Mentions: The relation of the Rap1p telomere signals to the nuclear periphery was determined in the light optical section of the equator of each nucleus. The distance from Rap1/FITC signal centers to the nearest nuclear boundary of the DAPI image was calculated by a dedicated program. This two-dimensional procedure accounts for the small dimensions of the yeast nucleus and its irregular shape at meiosis (see Zickler and Olson 1975), which precludes applying a distribution analysis of signal spots from a geometrically defined center. The data obtained are displayed in a bar graph according to frequency of signals at distance units of multiples of 0.2 μm from the nearest nuclear boundary segment (Fig. 7). In wild-type cells, the vast majority of telomeric spots were found near the nuclear periphery (Fig. 6 and Fig. 7). A deviation from this peripheral telomeric Rap1p distribution in wild-type meiocyte nuclei was apparent in ndj1Δ nuclei. In the latter, a significant fraction of signals (97.5% level by G test) located remote from the nuclear boundary (i.e., 34% of signal spots were located 0.6–1 μm from the nearest nuclear edge), while in the wild type only 18% of spots were found in this more internal nuclear compartment (Fig. 7). These results suggest that the perinuclear localization of meiotic telomeres is disrupted in ndj1Δ meiosis.

Bottom Line: Since ndj1Delta meiocytes fail to cluster their telomeres at any prophase stage, Ndj1p is the first protein shown to be required for bouquet formation in a synaptic organism.Analysis of homologue pairing by two-color fluorescence in situ hybridization with cosmid probes to regions on III, IX, and XI revealed that disruption of bouquet formation is associated with a significant delay (>2 h) of homologue pairing.Under naturally occurring conditions, bouquet formation may allow for rapid sporulation and confer a selective advantage.

View Article: PubMed Central - PubMed

Affiliation: Department of Human Biology and Genetics, University of Kaiserslautern, D-67653 Kaiserslautern, Germany.

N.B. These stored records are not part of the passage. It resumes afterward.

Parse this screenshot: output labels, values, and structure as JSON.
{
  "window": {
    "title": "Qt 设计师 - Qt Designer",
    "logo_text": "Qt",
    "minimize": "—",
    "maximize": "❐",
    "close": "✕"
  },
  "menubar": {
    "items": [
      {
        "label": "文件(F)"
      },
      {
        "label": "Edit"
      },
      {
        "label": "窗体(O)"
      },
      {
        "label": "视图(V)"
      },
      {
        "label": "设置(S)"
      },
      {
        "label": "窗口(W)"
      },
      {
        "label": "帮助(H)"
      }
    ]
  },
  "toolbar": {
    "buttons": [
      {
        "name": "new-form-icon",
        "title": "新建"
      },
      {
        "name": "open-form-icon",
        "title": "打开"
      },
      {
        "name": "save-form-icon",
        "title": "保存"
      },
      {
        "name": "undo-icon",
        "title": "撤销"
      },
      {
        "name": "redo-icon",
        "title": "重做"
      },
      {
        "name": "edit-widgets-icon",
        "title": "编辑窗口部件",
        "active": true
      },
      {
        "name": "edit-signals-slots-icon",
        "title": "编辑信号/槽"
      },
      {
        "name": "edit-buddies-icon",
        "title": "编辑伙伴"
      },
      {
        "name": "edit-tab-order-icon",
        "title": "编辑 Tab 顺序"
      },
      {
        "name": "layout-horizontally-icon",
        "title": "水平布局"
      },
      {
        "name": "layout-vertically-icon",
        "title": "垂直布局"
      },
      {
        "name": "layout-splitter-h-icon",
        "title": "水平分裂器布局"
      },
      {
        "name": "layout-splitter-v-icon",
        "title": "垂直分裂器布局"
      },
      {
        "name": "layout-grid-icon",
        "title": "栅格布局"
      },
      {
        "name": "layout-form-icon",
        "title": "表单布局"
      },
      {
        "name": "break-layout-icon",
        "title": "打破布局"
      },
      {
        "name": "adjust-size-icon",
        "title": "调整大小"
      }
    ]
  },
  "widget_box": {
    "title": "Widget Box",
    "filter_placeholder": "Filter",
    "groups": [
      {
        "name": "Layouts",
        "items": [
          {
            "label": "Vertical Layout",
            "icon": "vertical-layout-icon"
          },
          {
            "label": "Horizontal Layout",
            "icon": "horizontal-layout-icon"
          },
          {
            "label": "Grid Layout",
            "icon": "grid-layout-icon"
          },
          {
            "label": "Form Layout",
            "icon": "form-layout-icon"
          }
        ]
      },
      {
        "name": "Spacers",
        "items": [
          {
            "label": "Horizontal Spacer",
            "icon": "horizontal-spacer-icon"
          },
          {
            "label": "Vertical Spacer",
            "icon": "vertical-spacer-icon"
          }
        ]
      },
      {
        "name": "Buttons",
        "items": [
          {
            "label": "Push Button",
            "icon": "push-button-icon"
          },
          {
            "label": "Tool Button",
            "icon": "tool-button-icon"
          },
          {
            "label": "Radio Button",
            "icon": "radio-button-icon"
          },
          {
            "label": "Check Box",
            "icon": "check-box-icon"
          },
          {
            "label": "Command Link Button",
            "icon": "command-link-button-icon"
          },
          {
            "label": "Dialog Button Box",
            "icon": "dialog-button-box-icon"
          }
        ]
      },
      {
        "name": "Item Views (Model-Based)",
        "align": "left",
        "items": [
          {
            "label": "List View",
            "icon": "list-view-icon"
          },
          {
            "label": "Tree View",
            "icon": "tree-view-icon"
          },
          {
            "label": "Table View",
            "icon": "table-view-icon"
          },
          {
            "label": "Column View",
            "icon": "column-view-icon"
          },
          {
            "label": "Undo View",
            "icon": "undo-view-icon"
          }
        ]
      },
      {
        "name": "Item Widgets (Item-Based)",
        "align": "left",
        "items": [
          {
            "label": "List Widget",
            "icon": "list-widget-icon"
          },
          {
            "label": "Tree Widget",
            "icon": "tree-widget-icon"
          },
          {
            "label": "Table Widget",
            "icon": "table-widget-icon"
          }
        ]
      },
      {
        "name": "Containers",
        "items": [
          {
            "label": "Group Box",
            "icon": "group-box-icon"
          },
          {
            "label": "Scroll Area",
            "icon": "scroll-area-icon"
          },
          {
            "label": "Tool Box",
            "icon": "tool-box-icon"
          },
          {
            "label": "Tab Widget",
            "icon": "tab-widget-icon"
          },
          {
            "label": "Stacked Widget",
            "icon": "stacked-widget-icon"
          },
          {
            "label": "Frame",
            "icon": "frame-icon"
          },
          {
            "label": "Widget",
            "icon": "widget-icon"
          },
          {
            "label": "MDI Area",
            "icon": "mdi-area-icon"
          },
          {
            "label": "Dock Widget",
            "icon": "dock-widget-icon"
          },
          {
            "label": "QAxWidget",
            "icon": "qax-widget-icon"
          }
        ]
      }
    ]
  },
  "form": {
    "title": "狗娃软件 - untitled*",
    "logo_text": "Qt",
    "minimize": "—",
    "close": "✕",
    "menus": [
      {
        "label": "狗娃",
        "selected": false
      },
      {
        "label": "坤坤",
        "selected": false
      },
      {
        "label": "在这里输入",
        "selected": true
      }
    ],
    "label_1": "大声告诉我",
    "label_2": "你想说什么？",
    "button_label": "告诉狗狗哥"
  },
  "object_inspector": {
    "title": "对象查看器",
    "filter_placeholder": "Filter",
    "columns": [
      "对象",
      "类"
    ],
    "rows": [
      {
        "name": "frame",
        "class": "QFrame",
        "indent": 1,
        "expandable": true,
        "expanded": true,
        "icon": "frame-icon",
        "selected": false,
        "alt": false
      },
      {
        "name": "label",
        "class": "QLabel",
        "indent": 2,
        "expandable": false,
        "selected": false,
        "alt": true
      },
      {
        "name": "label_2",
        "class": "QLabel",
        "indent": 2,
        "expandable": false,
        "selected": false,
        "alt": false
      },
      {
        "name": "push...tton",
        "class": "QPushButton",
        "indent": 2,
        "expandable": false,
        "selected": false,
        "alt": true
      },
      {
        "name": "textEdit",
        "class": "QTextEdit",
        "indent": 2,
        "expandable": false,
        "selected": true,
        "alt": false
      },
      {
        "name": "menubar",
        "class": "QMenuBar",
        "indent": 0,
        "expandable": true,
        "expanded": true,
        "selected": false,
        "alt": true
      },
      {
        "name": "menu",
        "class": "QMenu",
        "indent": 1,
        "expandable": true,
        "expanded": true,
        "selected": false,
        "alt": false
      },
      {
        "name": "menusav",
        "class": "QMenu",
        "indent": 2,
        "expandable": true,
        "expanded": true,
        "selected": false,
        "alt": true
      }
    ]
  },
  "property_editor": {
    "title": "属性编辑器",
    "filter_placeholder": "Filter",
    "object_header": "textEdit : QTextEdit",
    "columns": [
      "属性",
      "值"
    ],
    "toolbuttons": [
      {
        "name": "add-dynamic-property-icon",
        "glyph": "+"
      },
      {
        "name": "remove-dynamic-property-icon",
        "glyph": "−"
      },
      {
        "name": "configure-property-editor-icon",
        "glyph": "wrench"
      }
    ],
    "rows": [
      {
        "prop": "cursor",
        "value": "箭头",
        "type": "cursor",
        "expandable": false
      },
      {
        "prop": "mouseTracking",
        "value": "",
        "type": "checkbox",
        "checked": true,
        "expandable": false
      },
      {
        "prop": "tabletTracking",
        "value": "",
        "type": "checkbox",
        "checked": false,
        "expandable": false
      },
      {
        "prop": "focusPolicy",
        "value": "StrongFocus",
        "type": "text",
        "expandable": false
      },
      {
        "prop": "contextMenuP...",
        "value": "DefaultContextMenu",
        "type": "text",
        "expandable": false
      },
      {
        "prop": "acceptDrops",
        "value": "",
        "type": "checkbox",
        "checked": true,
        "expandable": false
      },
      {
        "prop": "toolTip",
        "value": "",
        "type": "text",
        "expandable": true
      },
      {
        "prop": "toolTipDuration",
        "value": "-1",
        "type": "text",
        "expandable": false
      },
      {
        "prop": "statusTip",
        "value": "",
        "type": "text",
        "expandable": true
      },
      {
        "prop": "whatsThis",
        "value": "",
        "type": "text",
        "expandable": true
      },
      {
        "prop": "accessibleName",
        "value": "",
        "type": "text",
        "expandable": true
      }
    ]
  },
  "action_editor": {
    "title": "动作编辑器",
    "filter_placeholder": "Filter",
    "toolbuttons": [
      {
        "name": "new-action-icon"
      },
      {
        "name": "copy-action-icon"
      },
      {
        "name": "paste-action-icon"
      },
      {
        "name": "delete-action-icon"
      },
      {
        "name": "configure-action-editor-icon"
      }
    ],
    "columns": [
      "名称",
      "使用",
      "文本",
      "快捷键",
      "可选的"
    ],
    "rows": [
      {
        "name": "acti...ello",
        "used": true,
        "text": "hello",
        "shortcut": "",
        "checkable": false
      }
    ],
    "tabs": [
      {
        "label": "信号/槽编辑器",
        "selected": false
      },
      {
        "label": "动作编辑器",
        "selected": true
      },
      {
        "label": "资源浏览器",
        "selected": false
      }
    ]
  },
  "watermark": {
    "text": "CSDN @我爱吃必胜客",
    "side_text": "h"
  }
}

ABSTRACT
We have investigated the requirements for NDJ1 in meiotic telomere redistribution and clustering in synchronized cultures of Saccharomyces cerevisiae. On induction of wild-type meiosis, telomeres disperse from premeiotic aggregates over the nuclear periphery, and then cluster near the spindle pole body (bouquet arrangement) before dispersing again. In ndj1Delta meiocytes, telomeres are scattered throughout the nucleus and fail to form perinuclear meiosis-specific distribution patterns, suggesting that Ndj1p may function to tether meiotic telomeres to the nuclear periphery. Since ndj1Delta meiocytes fail to cluster their telomeres at any prophase stage, Ndj1p is the first protein shown to be required for bouquet formation in a synaptic organism. Analysis of homologue pairing by two-color fluorescence in situ hybridization with cosmid probes to regions on III, IX, and XI revealed that disruption of bouquet formation is associated with a significant delay (>2 h) of homologue pairing. An increased and persistent fraction of ndj1Delta meiocytes with Zip1p polycomplexes suggests that chromosome polarization is important for synapsis progression. Thus, our observations support the hypothesis that meiotic telomere clustering contributes to efficient homologue alignment and synaptic pairing. Under naturally occurring conditions, bouquet formation may allow for rapid sporulation and confer a selective advantage.

Show MeSH
Related in: MedlinePlus